**RECORD SET:**
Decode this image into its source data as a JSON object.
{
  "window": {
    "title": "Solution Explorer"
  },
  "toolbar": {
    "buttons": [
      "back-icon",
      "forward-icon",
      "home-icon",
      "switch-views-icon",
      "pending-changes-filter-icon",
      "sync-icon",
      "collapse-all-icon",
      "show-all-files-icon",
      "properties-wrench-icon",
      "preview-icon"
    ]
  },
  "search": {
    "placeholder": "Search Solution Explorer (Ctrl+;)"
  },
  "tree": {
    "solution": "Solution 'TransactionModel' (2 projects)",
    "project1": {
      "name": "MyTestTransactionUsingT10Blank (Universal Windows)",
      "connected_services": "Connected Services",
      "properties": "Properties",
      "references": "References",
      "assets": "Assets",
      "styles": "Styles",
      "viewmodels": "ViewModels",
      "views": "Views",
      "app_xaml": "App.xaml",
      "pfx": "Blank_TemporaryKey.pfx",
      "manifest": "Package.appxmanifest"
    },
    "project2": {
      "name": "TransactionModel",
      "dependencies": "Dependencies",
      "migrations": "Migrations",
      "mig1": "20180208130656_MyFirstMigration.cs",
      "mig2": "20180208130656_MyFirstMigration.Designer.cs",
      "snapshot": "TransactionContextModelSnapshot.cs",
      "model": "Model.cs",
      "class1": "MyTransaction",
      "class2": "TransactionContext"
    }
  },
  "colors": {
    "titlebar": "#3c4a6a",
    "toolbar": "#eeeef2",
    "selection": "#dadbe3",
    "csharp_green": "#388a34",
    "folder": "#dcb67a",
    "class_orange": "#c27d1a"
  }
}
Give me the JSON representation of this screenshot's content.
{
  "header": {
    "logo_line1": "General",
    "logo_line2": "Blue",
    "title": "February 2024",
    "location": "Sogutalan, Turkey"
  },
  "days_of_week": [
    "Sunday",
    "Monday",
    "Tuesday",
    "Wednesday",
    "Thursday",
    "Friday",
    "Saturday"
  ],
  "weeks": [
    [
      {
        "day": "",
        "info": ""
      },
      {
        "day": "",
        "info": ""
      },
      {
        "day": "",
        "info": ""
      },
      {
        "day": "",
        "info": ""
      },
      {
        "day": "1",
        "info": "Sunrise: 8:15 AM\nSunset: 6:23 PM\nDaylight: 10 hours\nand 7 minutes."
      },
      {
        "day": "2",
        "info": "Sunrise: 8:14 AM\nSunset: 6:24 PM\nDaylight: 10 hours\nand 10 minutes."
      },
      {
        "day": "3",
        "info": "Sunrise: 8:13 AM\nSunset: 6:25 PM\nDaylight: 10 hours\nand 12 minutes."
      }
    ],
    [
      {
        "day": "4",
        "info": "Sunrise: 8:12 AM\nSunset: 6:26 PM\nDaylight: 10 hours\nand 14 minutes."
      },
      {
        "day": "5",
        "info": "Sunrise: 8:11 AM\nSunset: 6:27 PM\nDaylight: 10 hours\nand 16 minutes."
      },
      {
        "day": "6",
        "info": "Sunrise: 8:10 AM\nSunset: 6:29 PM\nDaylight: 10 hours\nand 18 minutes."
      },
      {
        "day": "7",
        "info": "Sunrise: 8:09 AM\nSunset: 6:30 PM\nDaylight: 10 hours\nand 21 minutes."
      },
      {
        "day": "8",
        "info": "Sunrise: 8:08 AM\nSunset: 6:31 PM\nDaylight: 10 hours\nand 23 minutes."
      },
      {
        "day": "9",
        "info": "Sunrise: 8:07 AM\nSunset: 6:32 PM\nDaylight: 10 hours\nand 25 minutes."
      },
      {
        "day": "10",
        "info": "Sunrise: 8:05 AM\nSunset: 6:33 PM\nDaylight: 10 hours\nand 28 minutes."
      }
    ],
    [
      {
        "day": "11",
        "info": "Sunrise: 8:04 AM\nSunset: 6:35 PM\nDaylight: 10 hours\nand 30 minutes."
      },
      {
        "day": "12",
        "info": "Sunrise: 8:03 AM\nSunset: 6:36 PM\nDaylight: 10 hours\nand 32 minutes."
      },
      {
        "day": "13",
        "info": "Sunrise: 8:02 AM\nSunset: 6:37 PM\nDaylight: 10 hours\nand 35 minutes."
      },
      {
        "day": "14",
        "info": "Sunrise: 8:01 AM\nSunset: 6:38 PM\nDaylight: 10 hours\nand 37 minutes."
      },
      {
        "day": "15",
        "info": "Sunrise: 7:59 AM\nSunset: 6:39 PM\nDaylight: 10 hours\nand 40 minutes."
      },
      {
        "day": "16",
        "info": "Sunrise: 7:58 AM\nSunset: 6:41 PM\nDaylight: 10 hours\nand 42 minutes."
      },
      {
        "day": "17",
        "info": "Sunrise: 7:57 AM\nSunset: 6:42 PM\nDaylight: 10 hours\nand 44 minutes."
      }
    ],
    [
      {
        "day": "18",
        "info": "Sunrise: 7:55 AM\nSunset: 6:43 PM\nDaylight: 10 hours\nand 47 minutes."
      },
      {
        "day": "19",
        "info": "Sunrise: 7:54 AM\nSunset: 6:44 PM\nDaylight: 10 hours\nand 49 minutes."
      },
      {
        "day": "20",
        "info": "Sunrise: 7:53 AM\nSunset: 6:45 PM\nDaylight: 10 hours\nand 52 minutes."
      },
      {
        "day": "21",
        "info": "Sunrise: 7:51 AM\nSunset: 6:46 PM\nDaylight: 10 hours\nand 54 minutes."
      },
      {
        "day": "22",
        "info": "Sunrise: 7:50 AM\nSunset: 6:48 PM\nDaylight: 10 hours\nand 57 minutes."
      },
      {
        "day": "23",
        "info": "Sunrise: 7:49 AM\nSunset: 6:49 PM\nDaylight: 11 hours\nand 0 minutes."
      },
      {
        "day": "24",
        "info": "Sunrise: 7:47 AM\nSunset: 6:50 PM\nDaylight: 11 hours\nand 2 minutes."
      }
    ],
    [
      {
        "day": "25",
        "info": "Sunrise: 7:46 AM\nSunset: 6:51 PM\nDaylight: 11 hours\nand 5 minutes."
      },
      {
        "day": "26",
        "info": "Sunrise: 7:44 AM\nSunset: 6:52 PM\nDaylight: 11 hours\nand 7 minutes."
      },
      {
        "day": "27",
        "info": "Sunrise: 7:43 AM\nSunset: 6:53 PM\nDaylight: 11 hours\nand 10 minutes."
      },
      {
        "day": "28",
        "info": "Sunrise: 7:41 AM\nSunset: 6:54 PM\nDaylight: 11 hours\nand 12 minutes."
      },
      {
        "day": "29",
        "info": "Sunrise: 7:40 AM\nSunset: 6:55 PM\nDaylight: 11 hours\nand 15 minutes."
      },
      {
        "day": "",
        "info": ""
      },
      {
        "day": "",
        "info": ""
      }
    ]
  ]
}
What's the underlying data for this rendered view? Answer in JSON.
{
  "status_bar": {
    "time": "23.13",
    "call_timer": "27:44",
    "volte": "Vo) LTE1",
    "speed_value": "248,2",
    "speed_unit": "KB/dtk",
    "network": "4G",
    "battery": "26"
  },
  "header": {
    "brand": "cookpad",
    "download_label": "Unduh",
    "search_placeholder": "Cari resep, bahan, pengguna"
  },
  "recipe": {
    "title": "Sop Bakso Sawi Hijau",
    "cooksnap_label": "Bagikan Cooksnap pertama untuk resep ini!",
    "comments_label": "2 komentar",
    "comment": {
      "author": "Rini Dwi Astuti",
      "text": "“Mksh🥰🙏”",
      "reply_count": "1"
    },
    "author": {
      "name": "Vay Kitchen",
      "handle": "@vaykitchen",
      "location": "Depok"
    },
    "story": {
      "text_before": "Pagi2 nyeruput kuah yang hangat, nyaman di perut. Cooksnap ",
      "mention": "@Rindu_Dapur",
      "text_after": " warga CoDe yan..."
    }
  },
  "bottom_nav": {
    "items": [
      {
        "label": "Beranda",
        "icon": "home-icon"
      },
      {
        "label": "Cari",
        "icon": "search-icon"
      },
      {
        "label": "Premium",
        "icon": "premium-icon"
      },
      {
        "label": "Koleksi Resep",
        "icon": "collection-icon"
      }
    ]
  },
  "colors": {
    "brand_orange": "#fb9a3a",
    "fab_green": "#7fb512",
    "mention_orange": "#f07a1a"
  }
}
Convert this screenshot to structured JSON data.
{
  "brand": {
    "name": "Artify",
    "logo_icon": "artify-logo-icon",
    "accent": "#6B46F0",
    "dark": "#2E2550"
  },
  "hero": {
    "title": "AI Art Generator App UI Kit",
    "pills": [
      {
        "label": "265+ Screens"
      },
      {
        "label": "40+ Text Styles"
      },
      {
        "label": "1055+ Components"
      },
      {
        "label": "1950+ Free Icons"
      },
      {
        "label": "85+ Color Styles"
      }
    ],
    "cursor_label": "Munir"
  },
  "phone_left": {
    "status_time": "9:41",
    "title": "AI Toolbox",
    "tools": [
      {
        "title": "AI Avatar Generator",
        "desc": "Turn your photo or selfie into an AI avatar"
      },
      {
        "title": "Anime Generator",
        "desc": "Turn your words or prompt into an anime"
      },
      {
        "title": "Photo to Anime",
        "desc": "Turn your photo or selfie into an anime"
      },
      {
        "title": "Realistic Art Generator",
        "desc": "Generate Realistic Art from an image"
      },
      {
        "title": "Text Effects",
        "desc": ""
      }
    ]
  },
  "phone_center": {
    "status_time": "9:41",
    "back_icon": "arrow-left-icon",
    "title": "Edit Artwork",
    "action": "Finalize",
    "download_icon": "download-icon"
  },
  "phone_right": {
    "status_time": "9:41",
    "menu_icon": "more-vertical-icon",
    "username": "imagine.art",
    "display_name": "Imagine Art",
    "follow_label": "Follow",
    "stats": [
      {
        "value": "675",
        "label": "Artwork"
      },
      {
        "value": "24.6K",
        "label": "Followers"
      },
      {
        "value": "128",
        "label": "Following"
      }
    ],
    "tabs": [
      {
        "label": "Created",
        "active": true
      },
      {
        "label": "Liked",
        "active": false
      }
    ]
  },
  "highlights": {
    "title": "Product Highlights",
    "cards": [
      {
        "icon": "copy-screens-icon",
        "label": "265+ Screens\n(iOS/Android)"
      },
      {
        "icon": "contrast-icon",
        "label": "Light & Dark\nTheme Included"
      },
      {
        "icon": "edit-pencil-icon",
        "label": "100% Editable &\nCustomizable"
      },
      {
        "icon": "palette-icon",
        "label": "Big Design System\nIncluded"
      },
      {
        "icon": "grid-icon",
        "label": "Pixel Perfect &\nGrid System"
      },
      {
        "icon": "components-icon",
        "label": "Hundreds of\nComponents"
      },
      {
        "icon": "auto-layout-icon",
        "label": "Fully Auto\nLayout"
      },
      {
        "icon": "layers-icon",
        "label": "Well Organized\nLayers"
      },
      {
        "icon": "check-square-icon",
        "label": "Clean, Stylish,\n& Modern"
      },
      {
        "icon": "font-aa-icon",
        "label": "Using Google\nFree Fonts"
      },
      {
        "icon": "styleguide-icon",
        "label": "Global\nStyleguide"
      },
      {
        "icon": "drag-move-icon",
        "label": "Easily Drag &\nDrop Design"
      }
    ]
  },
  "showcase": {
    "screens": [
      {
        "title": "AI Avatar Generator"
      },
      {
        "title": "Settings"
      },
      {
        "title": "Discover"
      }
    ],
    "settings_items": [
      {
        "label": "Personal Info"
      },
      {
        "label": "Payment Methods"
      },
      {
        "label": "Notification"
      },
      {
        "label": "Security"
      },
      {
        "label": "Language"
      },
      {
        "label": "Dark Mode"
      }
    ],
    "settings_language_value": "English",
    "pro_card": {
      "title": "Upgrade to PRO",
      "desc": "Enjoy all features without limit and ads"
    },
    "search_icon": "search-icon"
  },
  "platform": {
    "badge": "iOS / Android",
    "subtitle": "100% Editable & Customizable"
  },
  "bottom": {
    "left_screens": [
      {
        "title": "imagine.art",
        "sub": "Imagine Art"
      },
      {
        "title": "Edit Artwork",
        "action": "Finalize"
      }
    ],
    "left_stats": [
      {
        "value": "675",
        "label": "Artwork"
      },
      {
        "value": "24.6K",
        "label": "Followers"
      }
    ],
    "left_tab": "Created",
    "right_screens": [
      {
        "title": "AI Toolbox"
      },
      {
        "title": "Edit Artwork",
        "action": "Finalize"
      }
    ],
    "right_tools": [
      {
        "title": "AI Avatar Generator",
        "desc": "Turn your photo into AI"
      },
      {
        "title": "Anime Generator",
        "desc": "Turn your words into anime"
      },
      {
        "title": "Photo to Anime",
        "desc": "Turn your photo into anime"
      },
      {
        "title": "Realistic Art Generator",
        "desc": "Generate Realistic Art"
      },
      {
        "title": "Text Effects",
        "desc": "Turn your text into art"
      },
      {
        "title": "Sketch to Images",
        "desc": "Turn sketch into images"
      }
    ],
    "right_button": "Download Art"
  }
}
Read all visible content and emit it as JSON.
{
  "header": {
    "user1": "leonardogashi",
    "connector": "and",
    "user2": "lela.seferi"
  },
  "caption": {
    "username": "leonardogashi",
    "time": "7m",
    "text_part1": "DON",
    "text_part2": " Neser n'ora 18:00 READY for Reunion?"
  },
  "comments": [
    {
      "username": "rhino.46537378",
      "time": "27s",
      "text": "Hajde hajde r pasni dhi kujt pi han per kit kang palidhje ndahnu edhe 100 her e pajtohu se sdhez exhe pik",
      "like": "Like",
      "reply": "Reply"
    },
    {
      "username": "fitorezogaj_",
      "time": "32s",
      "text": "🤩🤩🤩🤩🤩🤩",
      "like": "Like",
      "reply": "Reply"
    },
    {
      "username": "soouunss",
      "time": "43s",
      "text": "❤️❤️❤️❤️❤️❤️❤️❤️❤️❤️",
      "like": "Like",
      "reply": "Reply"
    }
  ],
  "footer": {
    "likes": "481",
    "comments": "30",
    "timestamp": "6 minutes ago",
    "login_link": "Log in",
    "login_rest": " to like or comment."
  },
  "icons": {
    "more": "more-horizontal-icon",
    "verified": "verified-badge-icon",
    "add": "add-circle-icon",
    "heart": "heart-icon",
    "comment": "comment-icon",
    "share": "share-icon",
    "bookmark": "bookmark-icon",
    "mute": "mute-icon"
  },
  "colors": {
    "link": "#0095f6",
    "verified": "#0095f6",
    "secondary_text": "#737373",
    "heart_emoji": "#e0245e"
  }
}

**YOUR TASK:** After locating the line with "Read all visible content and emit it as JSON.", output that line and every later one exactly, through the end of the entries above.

**RESULT FOR THIS EXERCISE:**
Read all visible content and emit it as JSON.
{
  "header": {
    "user1": "leonardogashi",
    "connector": "and",
    "user2": "lela.seferi"
  },
  "caption": {
    "username": "leonardogashi",
    "time": "7m",
    "text_part1": "DON",
    "text_part2": " Neser n'ora 18:00 READY for Reunion?"
  },
  "comments": [
    {
      "username": "rhino.46537378",
      "time": "27s",
      "text": "Hajde hajde r pasni dhi kujt pi han per kit kang palidhje ndahnu edhe 100 her e pajtohu se sdhez exhe pik",
      "like": "Like",
      "reply": "Reply"
    },
    {
      "username": "fitorezogaj_",
      "time": "32s",
      "text": "🤩🤩🤩🤩🤩🤩",
      "like": "Like",
      "reply": "Reply"
    },
    {
      "username": "soouunss",
      "time": "43s",
      "text": "❤️❤️❤️❤️❤️❤️❤️❤️❤️❤️",
      "like": "Like",
      "reply": "Reply"
    }
  ],
  "footer": {
    "likes": "481",
    "comments": "30",
    "timestamp": "6 minutes ago",
    "login_link": "Log in",
    "login_rest": " to like or comment."
  },
  "icons": {
    "more": "more-horizontal-icon",
    "verified": "verified-badge-icon",
    "add": "add-circle-icon",
    "heart": "heart-icon",
    "comment": "comment-icon",
    "share": "share-icon",
    "bookmark": "bookmark-icon",
    "mute": "mute-icon"
  },
  "colors": {
    "link": "#0095f6",
    "verified": "#0095f6",
    "secondary_text": "#737373",
    "heart_emoji": "#e0245e"
  }
}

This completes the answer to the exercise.